Standing seam systems allow for expansion/contraction through either a clip or slotted flange system. Steel expands in heat and contracts in cool temperatures and will literally move on the roof. Exposed fastener systems, while less expensive to install, do not allow for expansion and contraction. In longer panel runs, the screws can wallow out on exposed fastener systems and allow water to penetrate the building around the fastener. The clip in standing seam systems allows the panel to float from eave to ridge to accommodate the phenomena of expansion and contraction. Check this out to learn more.
While not available with every manufacturer, some of the major manufacturers (McElroy Metal included) have the ability to produce some standing seam panels on-site in lengths up to 250’. Single piece panels are quicker to install because the lap details required to join multiple shorter length panels are generally very time consuming for installation crews. In addition lapped systems often require additional parts and pieces which can further drive up the cost over continuous jobsite produced panels. Lastly, the weakest link in any roofing system is a lap so when one can be avoided it’s generally preferred.
Aesthetics. Standing seam panels typically offer a taller and distinct vertical leg and fewer (if any) minor ribs in the center of the panel. This tall vertical leg can offer a nice shadow effect and the illusion of a flat pan in between the major ribs which many architects and building owners prefer.
In order to meet demands of the architectural community, building codes and life safety issues, standing seam panels are subjected to more testing than exposed fastened type systems. Common tests include those for uplift, air and water, impact and fire resistance.
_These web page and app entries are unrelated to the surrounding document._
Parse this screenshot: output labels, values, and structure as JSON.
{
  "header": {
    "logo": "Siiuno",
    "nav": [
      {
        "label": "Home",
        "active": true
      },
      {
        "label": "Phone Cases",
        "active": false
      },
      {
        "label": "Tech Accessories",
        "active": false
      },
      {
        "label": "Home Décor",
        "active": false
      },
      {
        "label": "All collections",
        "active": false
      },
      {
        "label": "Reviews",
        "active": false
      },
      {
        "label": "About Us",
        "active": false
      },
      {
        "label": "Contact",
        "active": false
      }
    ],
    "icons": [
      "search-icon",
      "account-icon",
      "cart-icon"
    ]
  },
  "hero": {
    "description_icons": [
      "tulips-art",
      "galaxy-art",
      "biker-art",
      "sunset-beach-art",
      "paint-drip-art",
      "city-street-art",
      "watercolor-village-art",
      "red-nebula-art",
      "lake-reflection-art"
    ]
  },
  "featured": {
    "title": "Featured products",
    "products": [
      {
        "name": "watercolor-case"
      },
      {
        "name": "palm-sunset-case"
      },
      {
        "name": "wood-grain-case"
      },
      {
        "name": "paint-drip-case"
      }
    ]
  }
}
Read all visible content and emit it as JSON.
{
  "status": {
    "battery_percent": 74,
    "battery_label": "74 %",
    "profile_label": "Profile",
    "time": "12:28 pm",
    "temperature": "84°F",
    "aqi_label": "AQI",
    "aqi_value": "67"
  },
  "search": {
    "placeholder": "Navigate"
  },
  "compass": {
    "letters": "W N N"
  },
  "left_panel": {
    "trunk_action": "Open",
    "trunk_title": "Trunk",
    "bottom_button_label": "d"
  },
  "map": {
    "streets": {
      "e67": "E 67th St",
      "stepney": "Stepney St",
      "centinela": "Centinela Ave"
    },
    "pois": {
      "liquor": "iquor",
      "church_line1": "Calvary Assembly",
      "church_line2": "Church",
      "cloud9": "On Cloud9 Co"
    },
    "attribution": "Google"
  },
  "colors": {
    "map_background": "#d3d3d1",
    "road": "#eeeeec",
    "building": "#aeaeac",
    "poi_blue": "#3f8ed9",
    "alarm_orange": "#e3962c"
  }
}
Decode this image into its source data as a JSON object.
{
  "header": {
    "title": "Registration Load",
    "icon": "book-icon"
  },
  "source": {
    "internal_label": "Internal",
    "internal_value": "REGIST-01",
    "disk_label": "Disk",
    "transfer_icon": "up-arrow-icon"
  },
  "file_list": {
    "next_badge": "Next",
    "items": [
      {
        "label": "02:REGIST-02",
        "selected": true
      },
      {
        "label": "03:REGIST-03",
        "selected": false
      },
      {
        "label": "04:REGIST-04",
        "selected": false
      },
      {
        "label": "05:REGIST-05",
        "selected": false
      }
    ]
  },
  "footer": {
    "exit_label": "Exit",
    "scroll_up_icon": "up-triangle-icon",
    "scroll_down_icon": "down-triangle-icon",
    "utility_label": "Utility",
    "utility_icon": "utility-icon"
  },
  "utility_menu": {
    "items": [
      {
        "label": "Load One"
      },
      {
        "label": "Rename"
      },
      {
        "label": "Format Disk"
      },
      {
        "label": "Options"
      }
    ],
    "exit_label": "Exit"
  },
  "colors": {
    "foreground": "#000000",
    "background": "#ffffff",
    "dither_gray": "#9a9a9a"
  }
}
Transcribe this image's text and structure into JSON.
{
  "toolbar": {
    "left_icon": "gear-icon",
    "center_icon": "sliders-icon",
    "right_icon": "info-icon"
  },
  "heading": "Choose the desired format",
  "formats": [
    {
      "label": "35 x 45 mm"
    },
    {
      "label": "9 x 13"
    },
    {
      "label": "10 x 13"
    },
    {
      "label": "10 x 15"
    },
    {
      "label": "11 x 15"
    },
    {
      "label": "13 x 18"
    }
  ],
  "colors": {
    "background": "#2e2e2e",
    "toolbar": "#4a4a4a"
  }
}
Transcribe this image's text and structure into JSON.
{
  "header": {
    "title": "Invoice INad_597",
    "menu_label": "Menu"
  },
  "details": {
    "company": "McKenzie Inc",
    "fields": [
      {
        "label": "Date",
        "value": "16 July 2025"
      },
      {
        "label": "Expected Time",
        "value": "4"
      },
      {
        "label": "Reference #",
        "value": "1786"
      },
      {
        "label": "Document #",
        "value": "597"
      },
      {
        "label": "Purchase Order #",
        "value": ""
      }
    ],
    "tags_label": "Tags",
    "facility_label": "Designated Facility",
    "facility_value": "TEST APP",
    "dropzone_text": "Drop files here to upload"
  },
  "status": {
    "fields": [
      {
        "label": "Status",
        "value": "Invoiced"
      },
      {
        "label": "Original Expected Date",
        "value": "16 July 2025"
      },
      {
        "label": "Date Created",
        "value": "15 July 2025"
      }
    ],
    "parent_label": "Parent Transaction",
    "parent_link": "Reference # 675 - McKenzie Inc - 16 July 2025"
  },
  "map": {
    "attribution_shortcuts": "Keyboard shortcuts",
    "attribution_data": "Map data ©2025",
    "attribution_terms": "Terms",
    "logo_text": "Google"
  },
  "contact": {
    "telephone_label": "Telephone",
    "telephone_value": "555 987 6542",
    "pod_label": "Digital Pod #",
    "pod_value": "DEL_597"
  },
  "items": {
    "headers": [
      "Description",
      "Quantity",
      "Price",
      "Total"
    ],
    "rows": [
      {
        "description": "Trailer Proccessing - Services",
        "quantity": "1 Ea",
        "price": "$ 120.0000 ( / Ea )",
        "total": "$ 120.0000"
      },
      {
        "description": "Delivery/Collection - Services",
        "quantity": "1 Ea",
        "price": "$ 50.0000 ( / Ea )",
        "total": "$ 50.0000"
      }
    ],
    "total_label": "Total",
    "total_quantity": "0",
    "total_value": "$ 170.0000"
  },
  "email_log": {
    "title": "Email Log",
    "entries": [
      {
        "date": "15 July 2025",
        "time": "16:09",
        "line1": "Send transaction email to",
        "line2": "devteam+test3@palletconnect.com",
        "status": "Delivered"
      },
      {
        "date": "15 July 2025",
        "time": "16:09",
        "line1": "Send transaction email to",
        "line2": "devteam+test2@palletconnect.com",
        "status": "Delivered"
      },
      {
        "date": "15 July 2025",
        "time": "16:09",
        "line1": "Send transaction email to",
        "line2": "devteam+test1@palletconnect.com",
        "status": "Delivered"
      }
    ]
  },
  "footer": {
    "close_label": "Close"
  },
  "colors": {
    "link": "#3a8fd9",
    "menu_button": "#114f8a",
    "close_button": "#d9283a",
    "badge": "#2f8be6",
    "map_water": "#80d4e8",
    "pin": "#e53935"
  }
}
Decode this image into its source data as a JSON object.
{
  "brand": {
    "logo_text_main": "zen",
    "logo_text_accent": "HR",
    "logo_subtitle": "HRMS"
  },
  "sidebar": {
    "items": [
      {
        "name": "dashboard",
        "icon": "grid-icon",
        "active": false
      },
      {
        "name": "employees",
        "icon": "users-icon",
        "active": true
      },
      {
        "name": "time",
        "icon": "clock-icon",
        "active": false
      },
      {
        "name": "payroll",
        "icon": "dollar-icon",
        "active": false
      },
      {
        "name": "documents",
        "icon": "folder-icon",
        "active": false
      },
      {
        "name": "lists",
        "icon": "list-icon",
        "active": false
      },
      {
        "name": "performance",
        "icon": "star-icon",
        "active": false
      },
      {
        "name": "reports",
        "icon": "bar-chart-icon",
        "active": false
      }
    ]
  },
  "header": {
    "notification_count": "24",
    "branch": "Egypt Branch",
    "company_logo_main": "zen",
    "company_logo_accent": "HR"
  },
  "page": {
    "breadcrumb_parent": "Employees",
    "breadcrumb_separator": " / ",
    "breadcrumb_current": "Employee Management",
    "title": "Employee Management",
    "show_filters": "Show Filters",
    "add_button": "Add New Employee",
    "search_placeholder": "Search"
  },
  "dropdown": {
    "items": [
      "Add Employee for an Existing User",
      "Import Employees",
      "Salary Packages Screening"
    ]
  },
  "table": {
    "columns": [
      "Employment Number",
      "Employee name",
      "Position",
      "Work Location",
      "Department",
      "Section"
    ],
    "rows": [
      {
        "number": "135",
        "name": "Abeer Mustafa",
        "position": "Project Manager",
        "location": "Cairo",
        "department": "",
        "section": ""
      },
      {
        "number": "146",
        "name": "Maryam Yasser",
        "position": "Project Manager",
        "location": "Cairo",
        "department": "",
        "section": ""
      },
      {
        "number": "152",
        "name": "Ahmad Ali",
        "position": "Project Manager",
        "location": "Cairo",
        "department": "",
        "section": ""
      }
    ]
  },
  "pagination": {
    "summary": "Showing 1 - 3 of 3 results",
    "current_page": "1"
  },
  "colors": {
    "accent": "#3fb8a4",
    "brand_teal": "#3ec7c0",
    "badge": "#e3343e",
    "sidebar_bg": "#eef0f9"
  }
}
While certainly not required, some building owners want assurance that their building will be leak free for perhaps up to 20 years. While there are additional charges and criteria to be met, standing seam systems can often offer Weather Tightness Warranties where exposed fastener panel systems cannot.